### Instructions to follow
An exact repeat is needed of the lines from the one with "Extract the structured" through the last line of the data below. Please omit the pictures.

Page and application data records
==================================================
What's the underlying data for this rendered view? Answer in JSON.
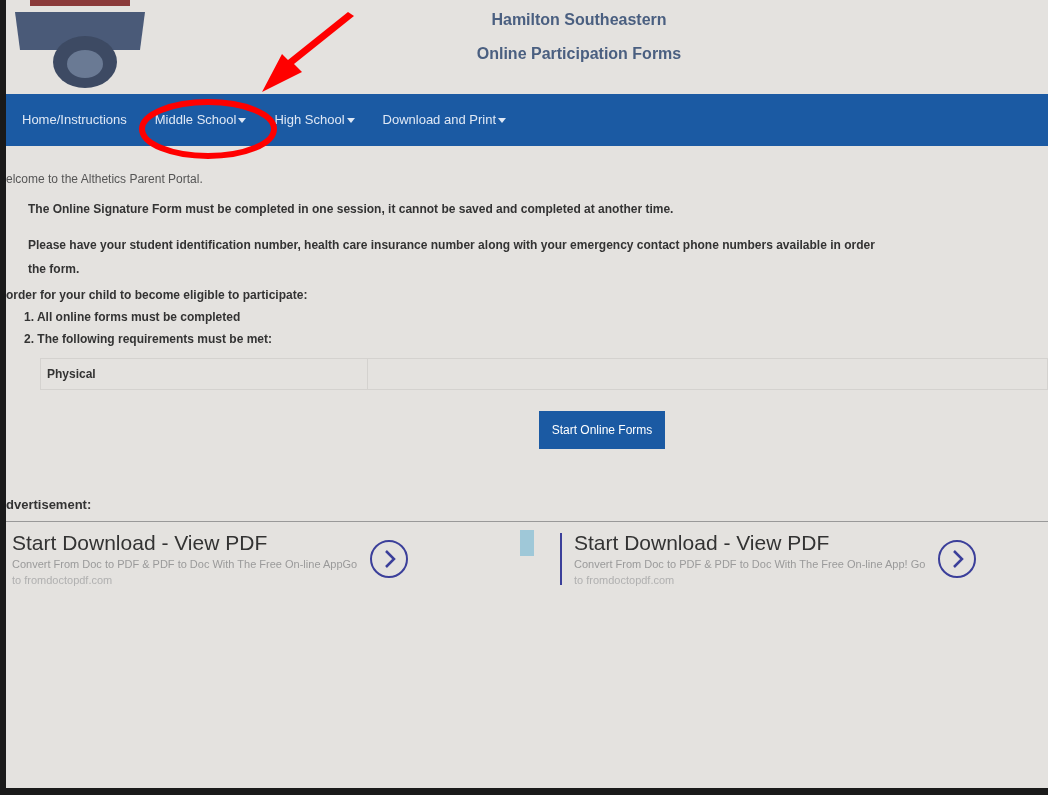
{
  "header": {
    "title_lines": [
      "Hamilton Southeastern",
      "Online Participation Forms"
    ]
  },
  "nav": [
    {
      "label": "Home/Instructions",
      "dropdown": false
    },
    {
      "label": "Middle School",
      "dropdown": true
    },
    {
      "label": "High School",
      "dropdown": true
    },
    {
      "label": "Download and Print",
      "dropdown": true
    }
  ],
  "welcome": "elcome to the Althetics Parent Portal.",
  "notice": "The Online Signature Form must be completed in one session, it cannot be saved and completed at another time.",
  "instructions": [
    "Please have your student identification number, health care insurance number along with your emergency contact phone numbers available in order",
    "the form."
  ],
  "eligibility_heading": "order for your child to become eligible to participate:",
  "requirements": [
    "1. All online forms must be completed",
    "2. The following requirements must be met:"
  ],
  "requirements_table": {
    "rows": [
      {
        "name": "Physical"
      }
    ]
  },
  "start_button": "Start Online Forms",
  "advertisement": {
    "heading": "dvertisement:",
    "ads": [
      {
        "title": "Start Download - View PDF",
        "text": "Convert From Doc to PDF & PDF to Doc With The Free On-line AppGo",
        "url": "to fromdoctopdf.com"
      },
      {
        "title": "Start Download - View PDF",
        "text": "Convert From Doc to PDF & PDF to Doc With The Free On-line App! Go",
        "url": "to fromdoctopdf.com"
      }
    ]
  }
}
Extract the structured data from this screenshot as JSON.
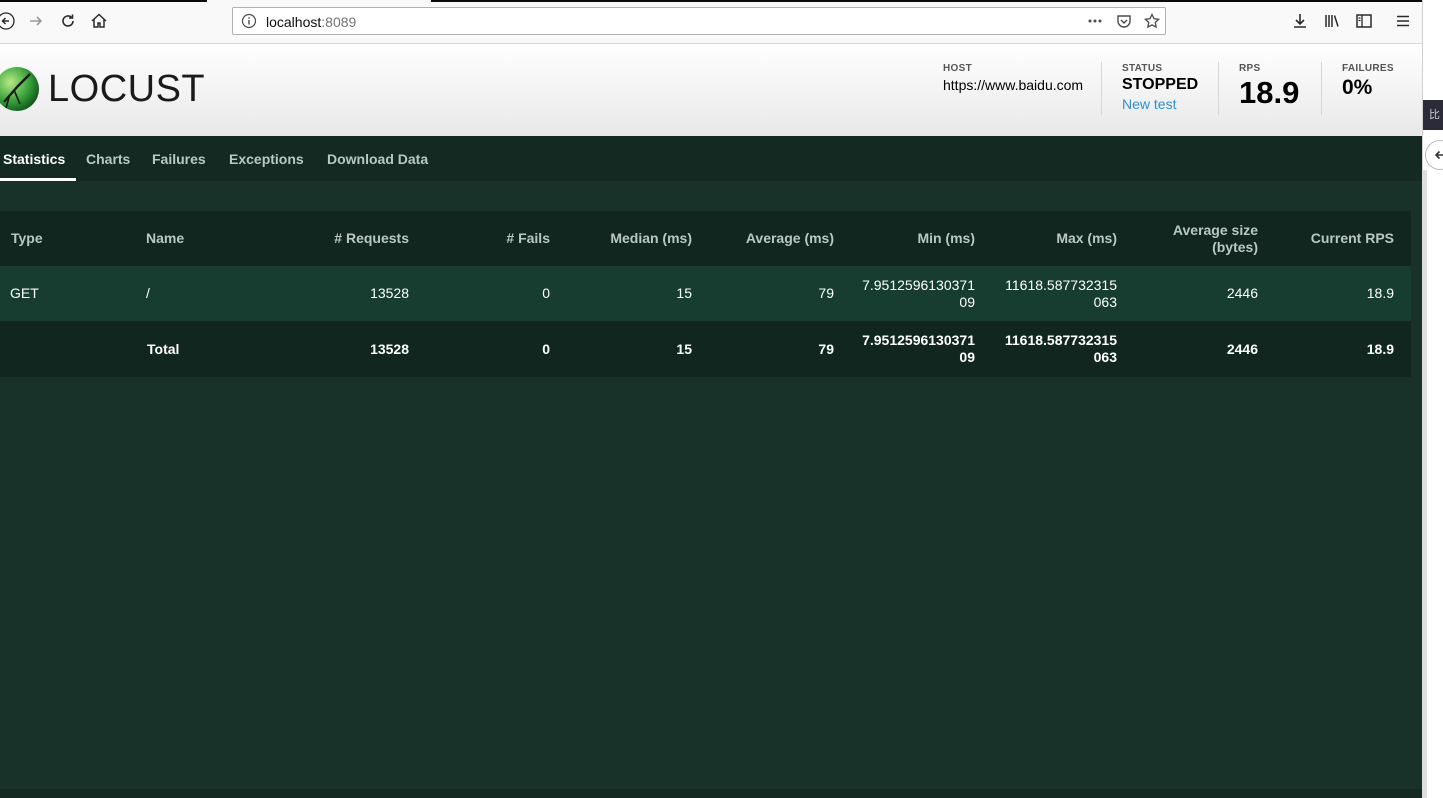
{
  "browser": {
    "url_host": "localhost",
    "url_port": ":8089"
  },
  "header": {
    "logo_text": "LOCUST",
    "host": {
      "label": "HOST",
      "value": "https://www.baidu.com"
    },
    "status": {
      "label": "STATUS",
      "value": "STOPPED",
      "link": "New test"
    },
    "rps": {
      "label": "RPS",
      "value": "18.9"
    },
    "failures": {
      "label": "FAILURES",
      "value": "0%"
    }
  },
  "tabs": [
    {
      "label": "Statistics",
      "active": true
    },
    {
      "label": "Charts"
    },
    {
      "label": "Failures"
    },
    {
      "label": "Exceptions"
    },
    {
      "label": "Download Data"
    }
  ],
  "table": {
    "columns": [
      "Type",
      "Name",
      "# Requests",
      "# Fails",
      "Median (ms)",
      "Average (ms)",
      "Min (ms)",
      "Max (ms)",
      "Average size (bytes)",
      "Current RPS"
    ],
    "rows": [
      {
        "type": "GET",
        "name": "/",
        "requests": "13528",
        "fails": "0",
        "median": "15",
        "average": "79",
        "min_a": "7.9512596130371",
        "min_b": "09",
        "max_a": "11618.587732315",
        "max_b": "063",
        "avg_size": "2446",
        "current_rps": "18.9"
      }
    ],
    "total": {
      "type": "",
      "name": "Total",
      "requests": "13528",
      "fails": "0",
      "median": "15",
      "average": "79",
      "min_a": "7.9512596130371",
      "min_b": "09",
      "max_a": "11618.587732315",
      "max_b": "063",
      "avg_size": "2446",
      "current_rps": "18.9"
    },
    "avg_size_header_a": "Average size",
    "avg_size_header_b": "(bytes)"
  },
  "edge": {
    "dark_text": "比"
  },
  "colors": {
    "app_bg": "#18322a",
    "tab_bar": "#132922",
    "row_alt": "#163d30",
    "link": "#2d8fd5"
  }
}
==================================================
### Completed exercise
Extract the structured data from this screenshot as JSON.
{
  "browser": {
    "url_host": "localhost",
    "url_port": ":8089"
  },
  "header": {
    "logo_text": "LOCUST",
    "host": {
      "label": "HOST",
      "value": "https://www.baidu.com"
    },
    "status": {
      "label": "STATUS",
      "value": "STOPPED",
      "link": "New test"
    },
    "rps": {
      "label": "RPS",
      "value": "18.9"
    },
    "failures": {
      "label": "FAILURES",
      "value": "0%"
    }
  },
  "tabs": [
    {
      "label": "Statistics",
      "active": true
    },
    {
      "label": "Charts"
    },
    {
      "label": "Failures"
    },
    {
      "label": "Exceptions"
    },
    {
      "label": "Download Data"
    }
  ],
  "table": {
    "columns": [
      "Type",
      "Name",
      "# Requests",
      "# Fails",
      "Median (ms)",
      "Average (ms)",
      "Min (ms)",
      "Max (ms)",
      "Average size (bytes)",
      "Current RPS"
    ],
    "rows": [
      {
        "type": "GET",
        "name": "/",
        "requests": "13528",
        "fails": "0",
        "median": "15",
        "average": "79",
        "min_a": "7.9512596130371",
        "min_b": "09",
        "max_a": "11618.587732315",
        "max_b": "063",
        "avg_size": "2446",
        "current_rps": "18.9"
      }
    ],
    "total": {
      "type": "",
      "name": "Total",
      "requests": "13528",
      "fails": "0",
      "median": "15",
      "average": "79",
      "min_a": "7.9512596130371",
      "min_b": "09",
      "max_a": "11618.587732315",
      "max_b": "063",
      "avg_size": "2446",
      "current_rps": "18.9"
    },
    "avg_size_header_a": "Average size",
    "avg_size_header_b": "(bytes)"
  },
  "edge": {
    "dark_text": "比"
  },
  "colors": {
    "app_bg": "#18322a",
    "tab_bar": "#132922",
    "row_alt": "#163d30",
    "link": "#2d8fd5"
  }
}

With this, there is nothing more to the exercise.